Note: This message is in response to Public Health—Seattle & King County hearing many comments from the community as K-12 schools look toward providing broader in-person services.
By Jeff Duchin, MD, Health Officer for Public Health—Seattle & King County
We at Public Health are grateful to have heard from so many voices — from families, students, teachers, school staff, and administrators — about their experiences, concerns, and desires related to K-12 learning during the COVID-19 pandemic. Feelings of fear and uncertainty in response to planning for expanded in-person instruction during the pandemic are very real for many people, and understandable given the unfamiliar and evolving nature of the COVID-19 outbreak.
Responding to the release of the Washington State Department of Health’s (DOH) revised Tools to Prepare for Provision of In-Person Learning in December 2020, Public Health acknowledged in a statement that resuming and maintaining in-person learning may pose risks to children and staff (including teachers, school administrators, and other staff in the school environment), and to their families and household members. And consistent with guidance from DOH and the US Centers for Disease Control and Prevention (CDC), thoroughly and consistently following COVID-19 health and safety measures will sustain the greatest possible level of risk reduction.
At this time, Washington state guidance for in-person learning has not changed in response to the recent licensure of COVID-19 vaccines for persons aged 16-64 years or in response to the recent emergence of more transmissible variants of COVID-19.
- When available, COVID-19 vaccination can help lower risk to school staff in addition to, but not as a replacement for, effective implementation of the COVID-19 safety guidelines required by the Governor. Currently, vaccine supplies are limited nationally and in Washington State. Vaccine prioritization guidance (and any changes thereto) for school staff will be made by the Washington State DOH. King County will facilitate local implementation of that guidance.
- The newly recognized COVID-19 variant strain spreads more easily than previous strains but is not thought to cause more severe illness. Currently recommended prevention measures are the same for the variant as for previous strains, although adherence to the measures must be higher to have the same impact on preventing transmission.
The risks of COVID-19 from in-person learning must be weighed against the benefits and the harms from not having in-person attendance to students’ emotional, social, academic, and physical wellbeing. For this reason, CDC recommends that K–12 schools be the last settings to close after all other mitigation measures have been employed and the first to reopen when they can do so safely. It is also crucial to provide families and students the option of remote instruction for those who are the most vulnerable to the risk of COVID-19 transmission and its associated impacts.
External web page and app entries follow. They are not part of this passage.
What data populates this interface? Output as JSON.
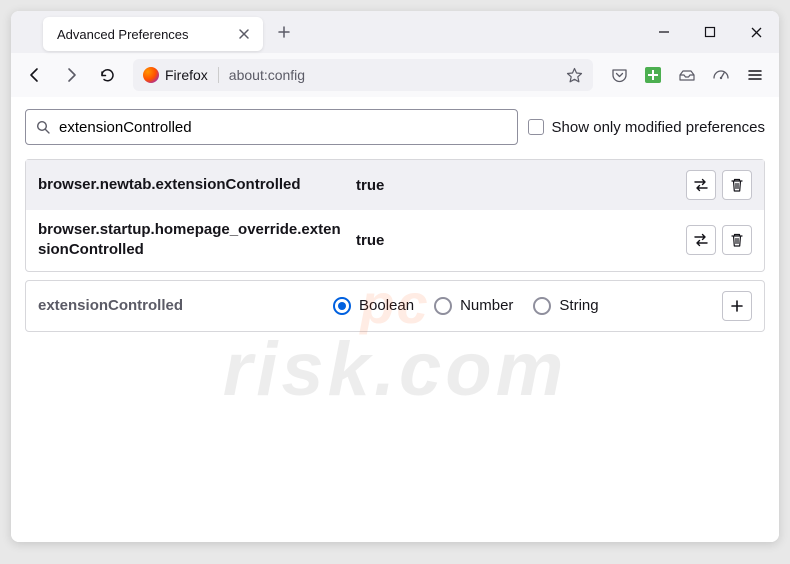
{
  "window": {
    "tab_title": "Advanced Preferences",
    "identity_label": "Firefox",
    "url": "about:config"
  },
  "search": {
    "value": "extensionControlled",
    "placeholder": "",
    "show_modified_label": "Show only modified preferences",
    "show_modified_checked": false
  },
  "prefs": [
    {
      "name": "browser.newtab.extensionControlled",
      "value": "true"
    },
    {
      "name": "browser.startup.homepage_override.extensionControlled",
      "value": "true"
    }
  ],
  "new_pref": {
    "name": "extensionControlled",
    "types": [
      "Boolean",
      "Number",
      "String"
    ],
    "selected_index": 0
  },
  "watermark": {
    "line1": "pc",
    "line2": "risk.com"
  }
}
Public Health recognizes that school boards and leadership are ultimately responsible for establishing appropriate education services. We remain available to consult and help inform decision making.
Originally published January 20, 2021